The Fleischer’s Metropolis Bruce Timm’s Gotham

In later Fleischer shorts (like The Bulleteers), the formula modulates slightly, moving into to a light serialization. Lois and Clarks relationship noticeably progresses at the end of each short, but the action is still the meat of these. Clark and Lois travel to a volcano where Superman saves everyone from an eruption. They travel to a carnival where he saves them from a giant gorilla. But by this point, a year into the Superman shorts, Max and Dave were no longer on speaking terms and Paramount was worried.

Dola Gang from Miyazaki’s Castle in the Sky Bulleteers from Superman

After Terror on the Midway, Paramount dissolved Fleischer Studios and reorganized its few remaining elements as Famous Studios. They continued to make Superman shorts, but these were markedly different than what came before. It was the end of 1942 and the U.S. was on the war path. The Japanese had bombed Pearl Harbor almost a year earlier and every movie studio in the country was playing their part in the escalating war effort. Paramount and Famous Studios were no exception. The rest of the Superman shorts serve as pretty standard fair propaganda. The animation quality drops noticeably with the absence of the Fleischers and the plots are clunky, often involving saboteurs and peddling nasty racial stereotypes of the Japanese. The Superman of Famous Studios is the ultimate warrior of U.S. interests abroad. Trapped in Japan with Lois, Clark sneaks out at night to wreak havoc on the Japanese war effort. He destroys bridges and air bases and battleships. Where Superman used to rescue his adversaries, here he destroys them when they aren’t looking. A night watchmen on a ship undoubtedly dies when Superman pulls the vessel underwater until it explodes. The same fate is met by countless soldiers crossing a bridge at night when Superman annihilates it.
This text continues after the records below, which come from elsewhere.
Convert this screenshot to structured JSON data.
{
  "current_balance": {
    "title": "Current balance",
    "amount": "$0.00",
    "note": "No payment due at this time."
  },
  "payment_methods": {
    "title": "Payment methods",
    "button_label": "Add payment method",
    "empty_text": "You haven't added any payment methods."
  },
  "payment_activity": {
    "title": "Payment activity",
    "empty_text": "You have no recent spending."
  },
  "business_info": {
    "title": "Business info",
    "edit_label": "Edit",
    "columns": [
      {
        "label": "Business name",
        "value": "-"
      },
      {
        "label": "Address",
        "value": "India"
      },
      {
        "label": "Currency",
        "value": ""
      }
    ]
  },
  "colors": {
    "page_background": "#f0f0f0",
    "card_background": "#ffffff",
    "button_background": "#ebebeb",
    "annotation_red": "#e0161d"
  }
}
Still, these do not impinge on the revolutionary, earlier shorts of the Fleischers, which still stand today as one of the great achievements of not only animation, but filmmaking itself. With their dynamic and singular animation style, the Fleischer Bros. Superman shorts remain one of, if not the definitive comic-book adaptation.